"What I'm looking for is balance," he said. "I am worried, I am concerned about Wall Street, and I know that my colleagues are, and we realize that whatever we do for Wall Street hopefully will benefit everybody, but we are also worried about the folks in my neighborhood on Madison Avenue in Baltimore, people who are losing their homes."
Cummings also wants a proposal with provisions to help Marylanders use their tax dollars to fix the foreclosure crisis, something the bailout did not include.
"We've got to have some relief for these people who are facing foreclosure," he said. "Foreclosure is becoming—as you well know—a big problem in our state, and it affects almost every single person, whether they're directly involved or they're in a neighborhood where houses are being foreclosed upon."
Edwards said she wants a plan that helps people who need it most, not just Wall Street executives.
"Take a deep breath, step back and let's deal with these issues in a way that is going to make a difference for homeowners, small businesses, working people and for taxpayers," she said.
Edwards said the plan she and Cummings introduced will use more oversight to protect those people.

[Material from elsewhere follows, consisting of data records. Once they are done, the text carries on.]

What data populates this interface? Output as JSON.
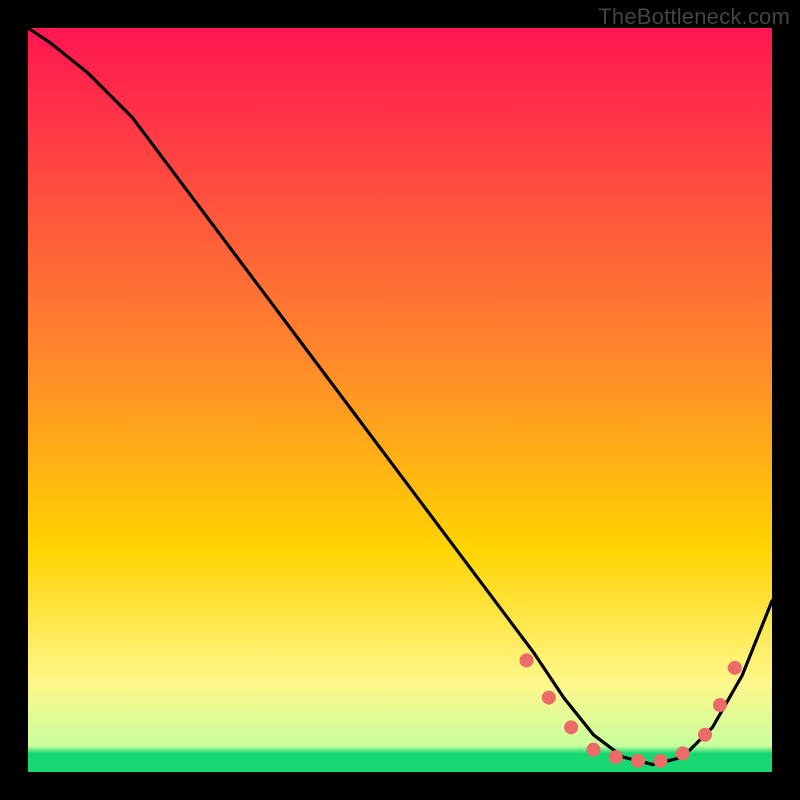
{
  "watermark": "TheBottleneck.com",
  "colors": {
    "frame": "#000000",
    "curve": "#000000",
    "dots": "#ec6b66",
    "bottom_band": "#17d773",
    "grad_top": "#ff1551",
    "grad_mid": "#ffd400",
    "grad_low": "#fff78a"
  },
  "chart_data": {
    "type": "line",
    "title": "",
    "xlabel": "",
    "ylabel": "",
    "xlim": [
      0,
      100
    ],
    "ylim": [
      0,
      100
    ],
    "grid": false,
    "legend": false,
    "series": [
      {
        "name": "curve",
        "x": [
          0,
          3,
          8,
          14,
          20,
          26,
          32,
          38,
          44,
          50,
          56,
          62,
          68,
          72,
          76,
          80,
          84,
          88,
          92,
          96,
          100
        ],
        "y": [
          100,
          98,
          94,
          88,
          80,
          72,
          64,
          56,
          48,
          40,
          32,
          24,
          16,
          10,
          5,
          2,
          1,
          2,
          6,
          13,
          23
        ]
      }
    ],
    "marker_points": {
      "name": "beads",
      "x": [
        67,
        70,
        73,
        76,
        79,
        82,
        85,
        88,
        91,
        93,
        95
      ],
      "y": [
        15,
        10,
        6,
        3,
        2,
        1.5,
        1.5,
        2.5,
        5,
        9,
        14
      ]
    },
    "background": {
      "type": "vertical-gradient",
      "stops": [
        {
          "pos": 0.0,
          "color": "#ff1551"
        },
        {
          "pos": 0.45,
          "color": "#ff8a2a"
        },
        {
          "pos": 0.7,
          "color": "#ffd400"
        },
        {
          "pos": 0.88,
          "color": "#fff78a"
        },
        {
          "pos": 0.965,
          "color": "#c9ff9e"
        },
        {
          "pos": 0.975,
          "color": "#17d773"
        },
        {
          "pos": 1.0,
          "color": "#17d773"
        }
      ]
    }
  }
}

"I think we're looking to stabilize the market, to provide real relief for homeowners and to make sure that however we use taxpayer dollars that there's real regulation in place and oversight in place so that we're not just spending the money," she said. "So we're going to get to those things, and whether it's late this week or early next week, we're going to get to them and we're going to resolve them in a way that makes sense for Maryland taxpayers."
The No BAILOUTS Act would increase the Federal Deposit Insurance Corporation's insured deposit limits from $100,000 to $250,000 and reform the Securities and Exchange Commission's accounting rules.
Roscoe Bartlett, R-Frederick, also introduced legislation that he said will "provide real protection to the taxpayers."
The Main Street Protection Act would provide unlimited insurance for accounts under the FDIC and authorize the Secretary of the Treasury to use the exchange stabilization fund to protect insurance payout rates in money market accounts.
Bartlett also cosponsored legislation to allow Wall Street to use private capital to restore faith in the markets.
The Alternative Economic Rescue Plan would create mandatory insurance for Mortgage-Backed Securities paid for by institutions' risk-based premiums.
"Providing temporary tax relief for private capital invested in these assets will make them more attractive and provide time for our financial system to recover," Bartlett said.
The rest of Maryland's House delegation voted in favor of the bailout plan defeated Monday, including outgoing Rep. Wayne Gilchrest, R-Kennedyville.
House Majority Leader Steny Hoyer, D-Mechanicsville, said he has talked to leaders from both parties, and Congress is working hard to pass a bipartisan plan.
"What is absolutely clear is that the threat to our economy and millions of working Americans requires that we act," he said in a statement. "At this time, the House is scheduled to meet at noon on Thursday. It still remains to be decided when the House will consider new legislation regarding the economic crisis."
Capital News Service contributed to this report.
BAILOUT: Hoyer Took $429,899 From Financial Firms From 2005-2008, Says Report, Sept. 29, 2008